*How to complete this task*.
Search the entries below for the word "JSON", then copy each line in which it is found.

----

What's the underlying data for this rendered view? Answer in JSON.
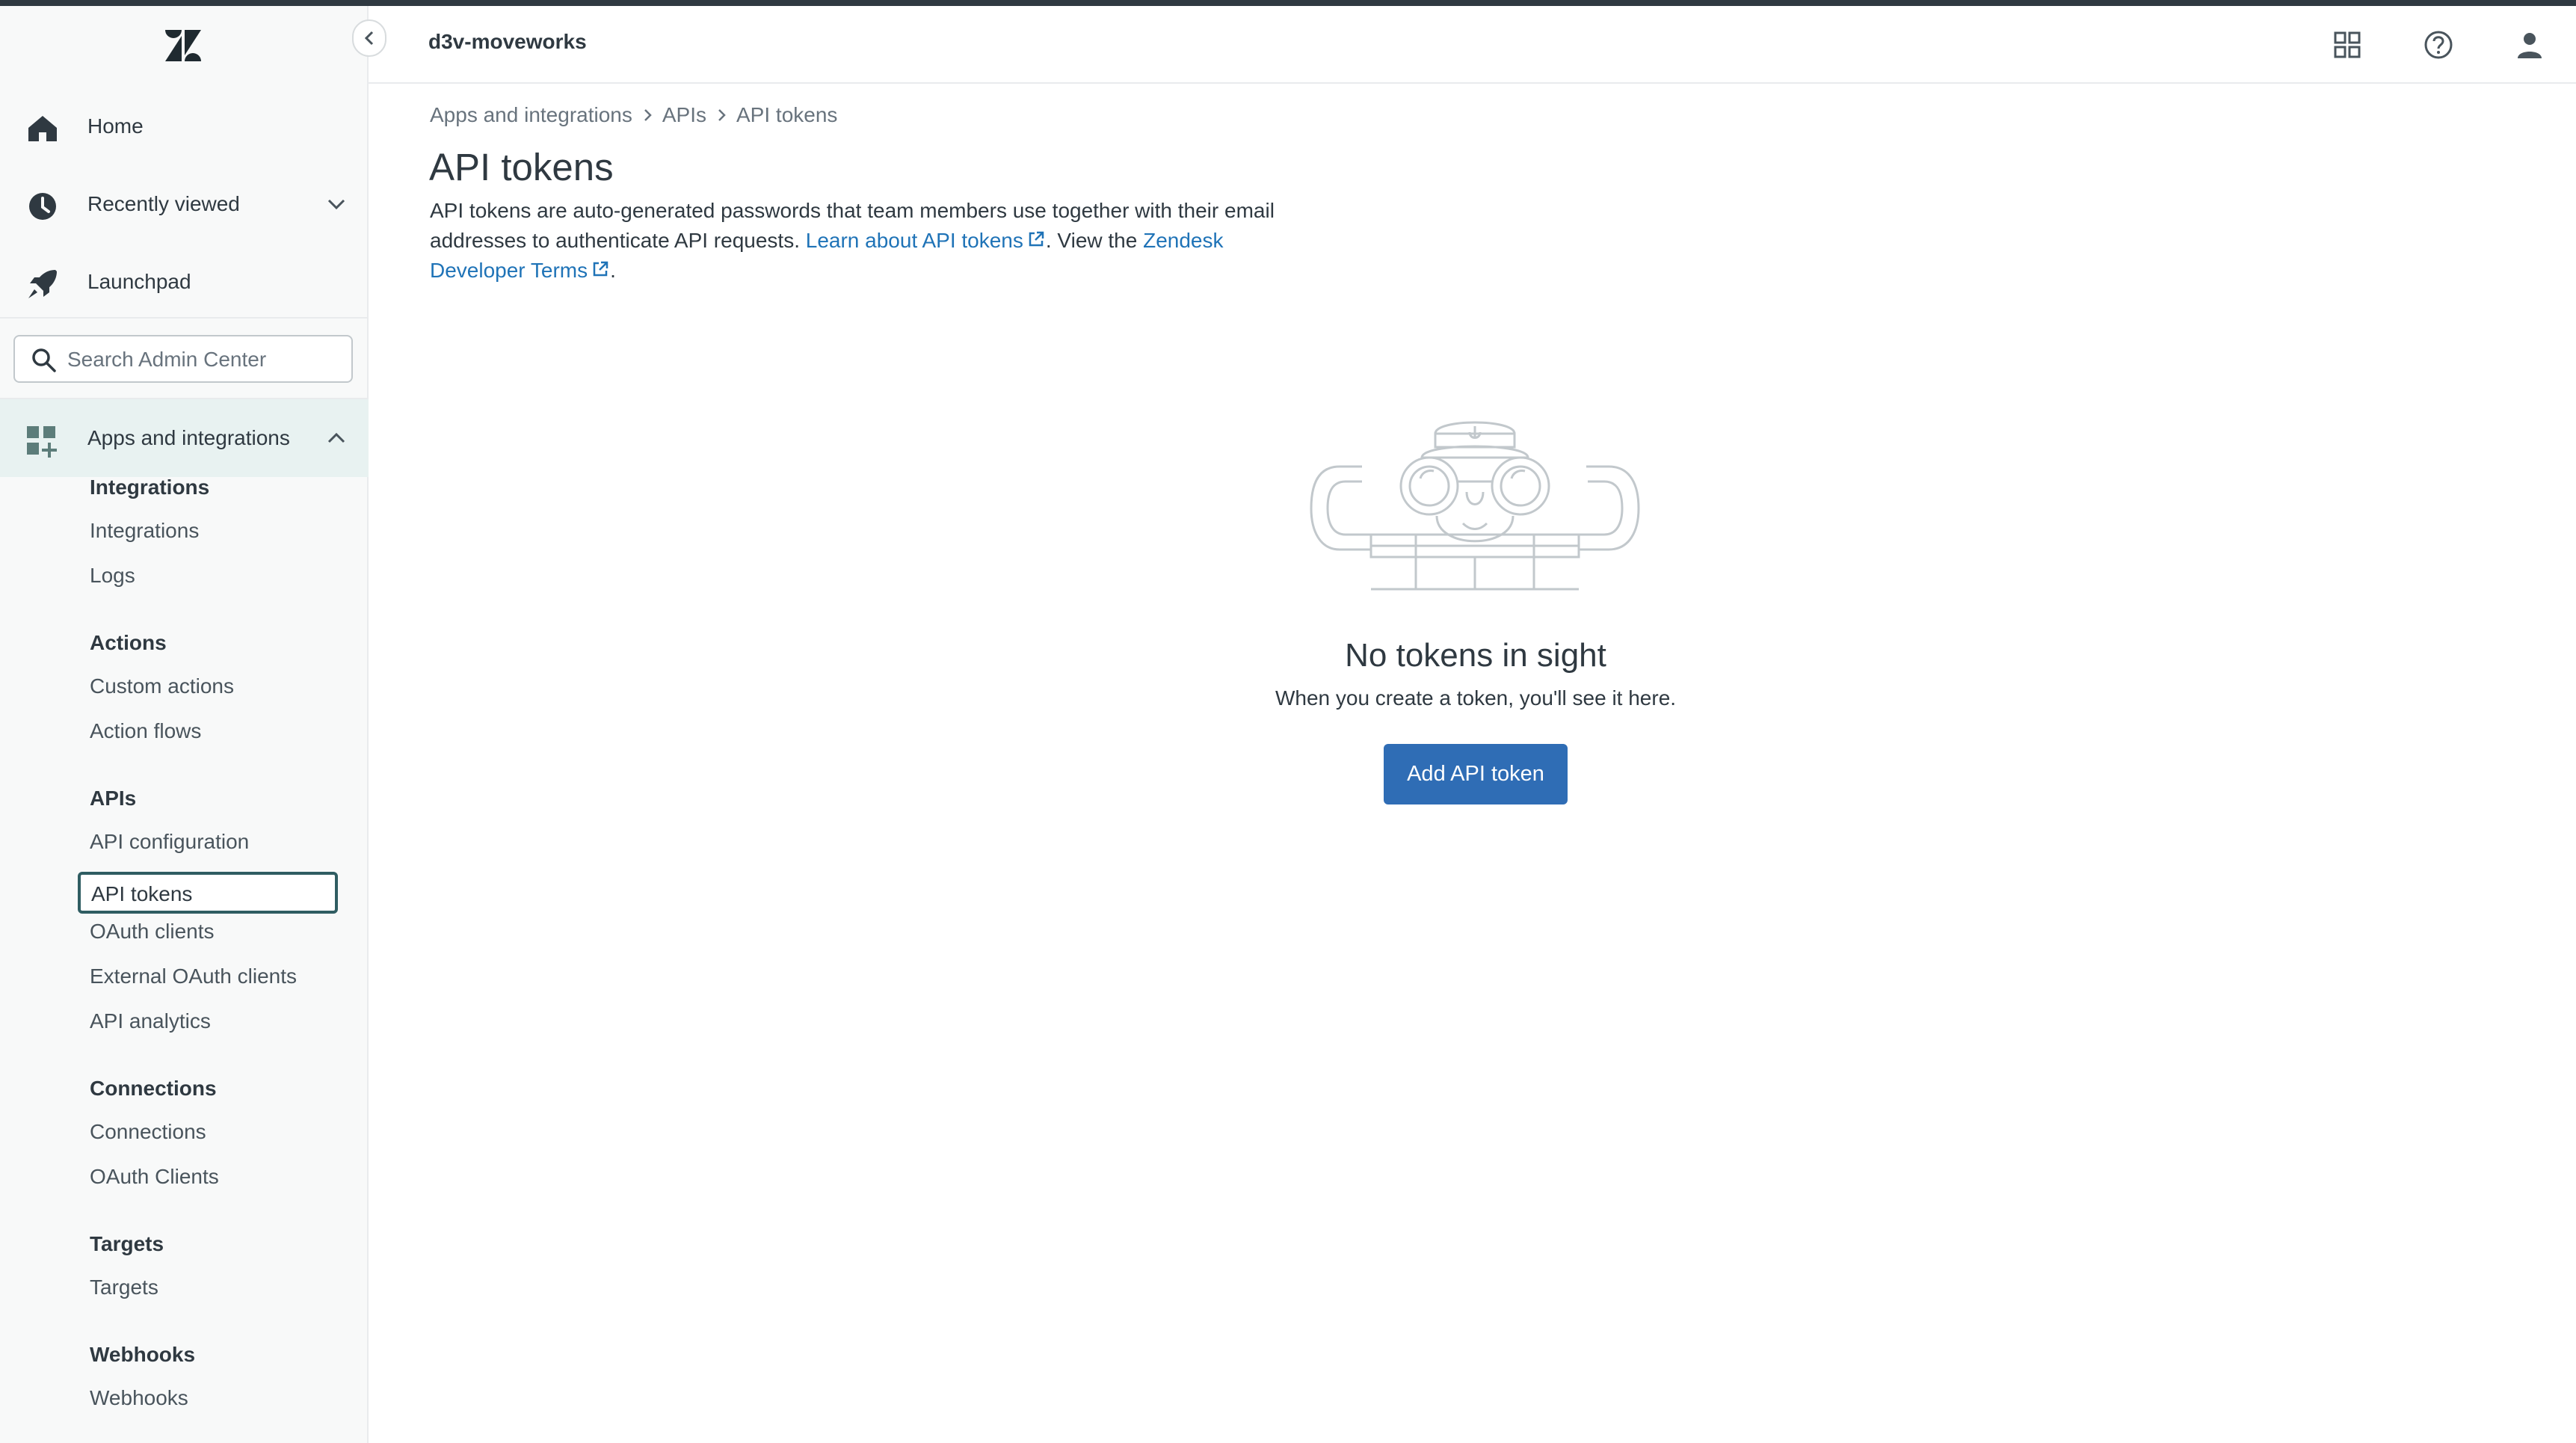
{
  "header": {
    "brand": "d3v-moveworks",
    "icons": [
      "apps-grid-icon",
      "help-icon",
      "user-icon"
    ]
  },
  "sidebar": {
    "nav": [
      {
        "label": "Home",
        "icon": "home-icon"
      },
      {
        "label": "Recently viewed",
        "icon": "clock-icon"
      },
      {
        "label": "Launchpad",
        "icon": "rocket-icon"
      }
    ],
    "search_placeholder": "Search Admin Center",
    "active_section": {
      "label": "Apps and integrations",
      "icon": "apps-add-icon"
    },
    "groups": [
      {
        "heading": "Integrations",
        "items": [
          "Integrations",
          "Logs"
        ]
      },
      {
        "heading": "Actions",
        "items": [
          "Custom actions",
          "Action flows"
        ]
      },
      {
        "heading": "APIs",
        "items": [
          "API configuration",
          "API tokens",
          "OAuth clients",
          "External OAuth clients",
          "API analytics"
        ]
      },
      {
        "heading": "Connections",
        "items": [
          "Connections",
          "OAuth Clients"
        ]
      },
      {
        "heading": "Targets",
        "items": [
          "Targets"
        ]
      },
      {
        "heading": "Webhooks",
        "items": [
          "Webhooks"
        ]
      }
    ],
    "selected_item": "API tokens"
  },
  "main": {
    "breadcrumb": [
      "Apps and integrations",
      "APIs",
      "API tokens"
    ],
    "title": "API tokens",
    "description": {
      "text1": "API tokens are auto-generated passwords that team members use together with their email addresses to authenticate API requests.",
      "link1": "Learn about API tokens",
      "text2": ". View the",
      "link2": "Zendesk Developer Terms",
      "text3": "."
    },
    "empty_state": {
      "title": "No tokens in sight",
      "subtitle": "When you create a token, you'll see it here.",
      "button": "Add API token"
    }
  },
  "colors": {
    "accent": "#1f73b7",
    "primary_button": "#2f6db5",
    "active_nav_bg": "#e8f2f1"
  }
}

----

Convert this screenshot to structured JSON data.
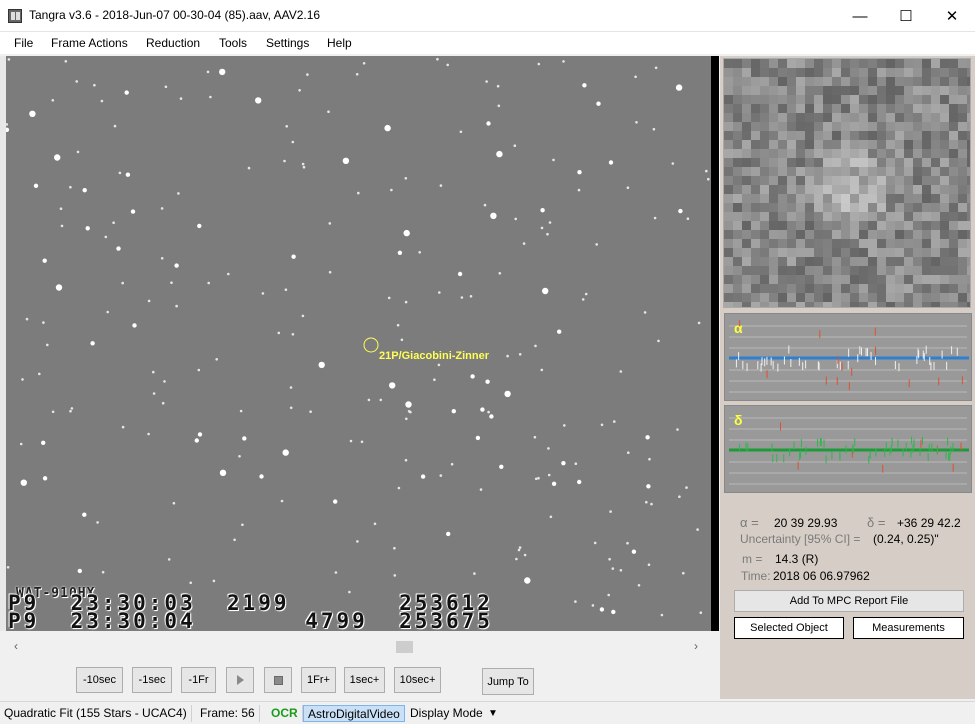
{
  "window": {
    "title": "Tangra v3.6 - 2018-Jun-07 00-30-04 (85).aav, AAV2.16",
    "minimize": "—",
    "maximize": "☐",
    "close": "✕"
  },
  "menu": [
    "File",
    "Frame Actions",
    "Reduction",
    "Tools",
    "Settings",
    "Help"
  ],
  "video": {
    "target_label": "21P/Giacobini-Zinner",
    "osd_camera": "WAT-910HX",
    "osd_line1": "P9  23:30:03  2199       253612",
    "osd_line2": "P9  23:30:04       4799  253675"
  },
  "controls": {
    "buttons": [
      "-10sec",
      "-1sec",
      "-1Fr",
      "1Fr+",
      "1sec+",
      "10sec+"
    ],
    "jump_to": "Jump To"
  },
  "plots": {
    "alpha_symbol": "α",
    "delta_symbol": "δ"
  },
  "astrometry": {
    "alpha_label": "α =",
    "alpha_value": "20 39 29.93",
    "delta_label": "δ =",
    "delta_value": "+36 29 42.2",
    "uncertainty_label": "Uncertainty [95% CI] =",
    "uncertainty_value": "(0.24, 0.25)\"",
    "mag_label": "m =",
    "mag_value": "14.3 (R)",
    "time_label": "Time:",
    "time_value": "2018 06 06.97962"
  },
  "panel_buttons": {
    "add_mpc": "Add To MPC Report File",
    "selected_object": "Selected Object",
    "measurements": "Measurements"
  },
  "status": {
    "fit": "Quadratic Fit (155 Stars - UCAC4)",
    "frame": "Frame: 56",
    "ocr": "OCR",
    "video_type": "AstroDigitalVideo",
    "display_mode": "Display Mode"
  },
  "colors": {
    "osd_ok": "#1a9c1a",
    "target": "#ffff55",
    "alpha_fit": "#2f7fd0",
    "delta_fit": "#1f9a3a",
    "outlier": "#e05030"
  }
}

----

*The completed task*.
What's the underlying data for this rendered view? Answer in JSON.
Convert this screenshot to structured JSON data.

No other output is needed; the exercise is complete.